Task prompt:
Please tally the lines in the material below that contain the word "this", and give the count only.
----- Extracted material -----
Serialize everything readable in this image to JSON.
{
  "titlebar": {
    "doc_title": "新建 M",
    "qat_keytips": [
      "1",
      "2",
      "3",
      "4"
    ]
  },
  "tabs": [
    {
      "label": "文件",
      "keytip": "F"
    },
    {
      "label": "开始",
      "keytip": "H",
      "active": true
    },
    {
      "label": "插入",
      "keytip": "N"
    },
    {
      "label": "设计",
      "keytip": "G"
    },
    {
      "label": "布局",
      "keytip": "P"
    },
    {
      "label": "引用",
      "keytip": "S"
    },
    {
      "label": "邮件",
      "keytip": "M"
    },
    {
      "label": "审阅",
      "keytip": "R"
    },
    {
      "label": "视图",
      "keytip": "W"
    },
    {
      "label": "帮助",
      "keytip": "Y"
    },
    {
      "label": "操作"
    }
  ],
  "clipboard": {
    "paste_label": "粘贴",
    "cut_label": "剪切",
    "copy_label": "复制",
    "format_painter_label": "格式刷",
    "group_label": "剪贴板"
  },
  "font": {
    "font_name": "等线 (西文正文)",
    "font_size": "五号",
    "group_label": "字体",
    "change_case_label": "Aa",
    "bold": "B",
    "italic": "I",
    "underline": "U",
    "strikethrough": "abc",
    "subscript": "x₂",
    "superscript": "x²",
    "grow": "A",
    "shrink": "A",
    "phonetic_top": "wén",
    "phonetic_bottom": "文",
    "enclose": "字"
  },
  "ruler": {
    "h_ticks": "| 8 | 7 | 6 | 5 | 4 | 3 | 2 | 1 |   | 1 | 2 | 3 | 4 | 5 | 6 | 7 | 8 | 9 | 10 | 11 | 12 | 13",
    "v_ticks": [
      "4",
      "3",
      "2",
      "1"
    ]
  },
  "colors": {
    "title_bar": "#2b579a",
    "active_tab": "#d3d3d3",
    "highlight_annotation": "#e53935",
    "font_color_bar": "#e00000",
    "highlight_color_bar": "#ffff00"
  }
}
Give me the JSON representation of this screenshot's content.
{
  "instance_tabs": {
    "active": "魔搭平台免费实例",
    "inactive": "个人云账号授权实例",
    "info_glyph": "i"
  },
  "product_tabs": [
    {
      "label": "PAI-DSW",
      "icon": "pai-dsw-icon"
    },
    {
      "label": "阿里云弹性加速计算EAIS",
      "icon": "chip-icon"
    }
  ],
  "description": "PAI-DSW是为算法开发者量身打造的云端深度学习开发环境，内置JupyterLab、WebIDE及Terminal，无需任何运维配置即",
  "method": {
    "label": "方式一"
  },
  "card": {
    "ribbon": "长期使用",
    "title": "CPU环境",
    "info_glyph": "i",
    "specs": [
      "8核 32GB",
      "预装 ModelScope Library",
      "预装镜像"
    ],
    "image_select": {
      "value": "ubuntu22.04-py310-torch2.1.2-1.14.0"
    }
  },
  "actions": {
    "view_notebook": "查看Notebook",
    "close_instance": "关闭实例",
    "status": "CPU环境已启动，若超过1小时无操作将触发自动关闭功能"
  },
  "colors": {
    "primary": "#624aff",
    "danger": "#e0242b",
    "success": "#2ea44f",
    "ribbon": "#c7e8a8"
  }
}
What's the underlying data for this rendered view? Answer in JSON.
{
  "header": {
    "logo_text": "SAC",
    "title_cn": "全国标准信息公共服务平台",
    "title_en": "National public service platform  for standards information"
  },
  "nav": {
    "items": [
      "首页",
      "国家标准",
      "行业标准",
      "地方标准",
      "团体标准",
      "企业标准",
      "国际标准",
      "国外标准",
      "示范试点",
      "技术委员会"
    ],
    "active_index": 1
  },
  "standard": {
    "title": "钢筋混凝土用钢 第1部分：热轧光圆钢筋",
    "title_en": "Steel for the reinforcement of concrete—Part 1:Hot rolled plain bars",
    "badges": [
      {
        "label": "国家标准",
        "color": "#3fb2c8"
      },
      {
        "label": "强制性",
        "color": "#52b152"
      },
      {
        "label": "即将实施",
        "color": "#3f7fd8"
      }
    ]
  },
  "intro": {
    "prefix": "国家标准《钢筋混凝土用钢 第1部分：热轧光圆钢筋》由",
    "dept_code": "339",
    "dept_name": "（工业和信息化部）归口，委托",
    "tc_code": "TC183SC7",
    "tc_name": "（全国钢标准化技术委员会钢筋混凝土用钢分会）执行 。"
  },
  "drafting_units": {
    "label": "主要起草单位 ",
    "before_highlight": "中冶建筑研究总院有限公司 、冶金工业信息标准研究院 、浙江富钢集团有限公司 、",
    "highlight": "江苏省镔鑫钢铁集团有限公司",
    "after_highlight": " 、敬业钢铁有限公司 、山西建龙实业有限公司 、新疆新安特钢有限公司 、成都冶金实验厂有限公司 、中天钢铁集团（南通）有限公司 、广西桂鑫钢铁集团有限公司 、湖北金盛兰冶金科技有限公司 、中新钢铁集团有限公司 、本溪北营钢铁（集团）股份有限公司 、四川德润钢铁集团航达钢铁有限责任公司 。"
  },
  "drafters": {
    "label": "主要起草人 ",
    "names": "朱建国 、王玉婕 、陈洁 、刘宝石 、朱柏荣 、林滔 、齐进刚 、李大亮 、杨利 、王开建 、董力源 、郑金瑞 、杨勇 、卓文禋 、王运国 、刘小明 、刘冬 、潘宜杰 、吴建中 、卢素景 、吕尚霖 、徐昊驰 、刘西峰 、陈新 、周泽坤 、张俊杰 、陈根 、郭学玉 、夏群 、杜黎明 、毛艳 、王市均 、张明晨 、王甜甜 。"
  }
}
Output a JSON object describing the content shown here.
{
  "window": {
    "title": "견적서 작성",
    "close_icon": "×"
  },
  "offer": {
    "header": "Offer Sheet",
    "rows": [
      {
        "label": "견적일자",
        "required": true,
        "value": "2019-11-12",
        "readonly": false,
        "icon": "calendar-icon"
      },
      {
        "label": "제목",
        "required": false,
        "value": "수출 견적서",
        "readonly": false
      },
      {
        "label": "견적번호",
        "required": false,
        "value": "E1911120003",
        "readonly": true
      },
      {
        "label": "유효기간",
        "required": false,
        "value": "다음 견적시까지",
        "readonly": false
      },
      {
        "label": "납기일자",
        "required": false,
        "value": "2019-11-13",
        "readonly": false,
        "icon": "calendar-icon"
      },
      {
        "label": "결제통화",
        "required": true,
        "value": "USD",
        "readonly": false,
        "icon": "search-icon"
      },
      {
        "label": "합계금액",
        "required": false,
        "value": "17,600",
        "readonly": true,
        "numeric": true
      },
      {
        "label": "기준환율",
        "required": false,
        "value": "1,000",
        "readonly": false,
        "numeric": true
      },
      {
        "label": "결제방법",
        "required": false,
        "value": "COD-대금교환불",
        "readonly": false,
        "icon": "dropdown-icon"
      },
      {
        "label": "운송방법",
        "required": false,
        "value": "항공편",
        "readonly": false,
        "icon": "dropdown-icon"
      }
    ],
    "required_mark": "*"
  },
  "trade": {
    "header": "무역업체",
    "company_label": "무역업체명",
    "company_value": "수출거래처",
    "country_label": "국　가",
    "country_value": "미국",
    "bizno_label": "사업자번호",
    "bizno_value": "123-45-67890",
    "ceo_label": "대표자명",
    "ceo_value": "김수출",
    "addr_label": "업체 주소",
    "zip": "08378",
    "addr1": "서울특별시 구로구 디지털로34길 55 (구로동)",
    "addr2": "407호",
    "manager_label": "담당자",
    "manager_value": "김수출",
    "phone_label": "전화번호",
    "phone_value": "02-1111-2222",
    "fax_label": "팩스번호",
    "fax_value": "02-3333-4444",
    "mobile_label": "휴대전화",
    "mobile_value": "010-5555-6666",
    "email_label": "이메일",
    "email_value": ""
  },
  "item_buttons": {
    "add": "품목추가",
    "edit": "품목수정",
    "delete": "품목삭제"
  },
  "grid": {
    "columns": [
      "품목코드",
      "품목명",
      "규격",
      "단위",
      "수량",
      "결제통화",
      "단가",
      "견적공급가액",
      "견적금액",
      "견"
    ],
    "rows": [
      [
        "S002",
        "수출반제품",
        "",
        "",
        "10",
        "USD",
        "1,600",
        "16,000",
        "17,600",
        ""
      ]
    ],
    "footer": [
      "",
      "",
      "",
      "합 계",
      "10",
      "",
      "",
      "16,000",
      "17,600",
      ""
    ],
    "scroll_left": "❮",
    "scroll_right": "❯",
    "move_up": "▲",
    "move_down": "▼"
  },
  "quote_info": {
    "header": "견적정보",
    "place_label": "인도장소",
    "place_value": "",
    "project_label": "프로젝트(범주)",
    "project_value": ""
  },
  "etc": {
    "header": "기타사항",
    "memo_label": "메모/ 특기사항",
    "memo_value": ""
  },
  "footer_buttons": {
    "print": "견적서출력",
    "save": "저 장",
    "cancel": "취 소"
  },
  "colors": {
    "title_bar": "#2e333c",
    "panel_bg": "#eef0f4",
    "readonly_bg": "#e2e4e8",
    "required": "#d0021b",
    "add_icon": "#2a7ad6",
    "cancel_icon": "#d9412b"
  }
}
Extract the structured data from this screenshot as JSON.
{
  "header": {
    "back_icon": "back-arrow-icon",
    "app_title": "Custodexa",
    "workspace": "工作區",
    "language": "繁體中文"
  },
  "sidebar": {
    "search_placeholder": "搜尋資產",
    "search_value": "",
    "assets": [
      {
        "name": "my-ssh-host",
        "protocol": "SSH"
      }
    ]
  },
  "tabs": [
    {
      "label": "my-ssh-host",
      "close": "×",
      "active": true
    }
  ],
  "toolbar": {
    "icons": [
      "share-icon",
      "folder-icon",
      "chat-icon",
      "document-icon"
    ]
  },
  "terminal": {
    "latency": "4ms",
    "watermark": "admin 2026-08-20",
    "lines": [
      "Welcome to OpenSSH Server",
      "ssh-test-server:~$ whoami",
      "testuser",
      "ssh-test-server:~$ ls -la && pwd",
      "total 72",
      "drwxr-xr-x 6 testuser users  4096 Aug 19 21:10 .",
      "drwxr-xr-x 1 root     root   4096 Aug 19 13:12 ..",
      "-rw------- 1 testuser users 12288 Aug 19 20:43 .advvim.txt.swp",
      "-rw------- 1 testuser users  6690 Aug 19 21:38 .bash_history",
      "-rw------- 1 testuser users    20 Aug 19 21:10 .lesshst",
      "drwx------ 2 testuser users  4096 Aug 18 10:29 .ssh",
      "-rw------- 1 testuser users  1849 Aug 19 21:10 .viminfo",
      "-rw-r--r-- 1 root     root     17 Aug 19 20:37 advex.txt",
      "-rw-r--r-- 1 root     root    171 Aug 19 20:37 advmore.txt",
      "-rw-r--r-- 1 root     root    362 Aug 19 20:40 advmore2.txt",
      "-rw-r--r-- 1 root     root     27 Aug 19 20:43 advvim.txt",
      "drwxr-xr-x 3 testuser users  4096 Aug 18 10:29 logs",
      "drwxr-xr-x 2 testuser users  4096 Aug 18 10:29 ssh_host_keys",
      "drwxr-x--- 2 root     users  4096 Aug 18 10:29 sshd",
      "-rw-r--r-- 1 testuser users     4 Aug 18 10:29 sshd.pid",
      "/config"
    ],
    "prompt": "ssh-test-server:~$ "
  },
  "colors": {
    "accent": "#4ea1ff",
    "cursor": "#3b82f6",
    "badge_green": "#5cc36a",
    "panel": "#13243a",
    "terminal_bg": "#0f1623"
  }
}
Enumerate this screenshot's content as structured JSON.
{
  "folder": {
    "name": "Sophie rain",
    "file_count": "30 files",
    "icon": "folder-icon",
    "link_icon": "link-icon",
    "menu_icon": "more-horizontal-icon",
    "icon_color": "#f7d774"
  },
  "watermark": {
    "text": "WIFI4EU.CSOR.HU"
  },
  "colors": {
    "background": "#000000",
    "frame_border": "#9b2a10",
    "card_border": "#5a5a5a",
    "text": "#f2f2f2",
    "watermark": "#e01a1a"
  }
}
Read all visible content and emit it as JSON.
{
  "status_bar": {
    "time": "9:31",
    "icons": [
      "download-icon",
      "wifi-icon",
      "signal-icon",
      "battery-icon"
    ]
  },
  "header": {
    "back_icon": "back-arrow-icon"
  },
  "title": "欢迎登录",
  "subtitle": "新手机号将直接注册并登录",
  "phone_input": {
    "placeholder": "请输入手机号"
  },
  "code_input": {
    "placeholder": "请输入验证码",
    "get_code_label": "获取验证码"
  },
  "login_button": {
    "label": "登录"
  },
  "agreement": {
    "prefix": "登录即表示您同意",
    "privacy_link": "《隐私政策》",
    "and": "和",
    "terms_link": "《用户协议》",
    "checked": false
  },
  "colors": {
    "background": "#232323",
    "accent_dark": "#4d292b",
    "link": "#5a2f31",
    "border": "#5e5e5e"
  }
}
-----
Exercise solution:
5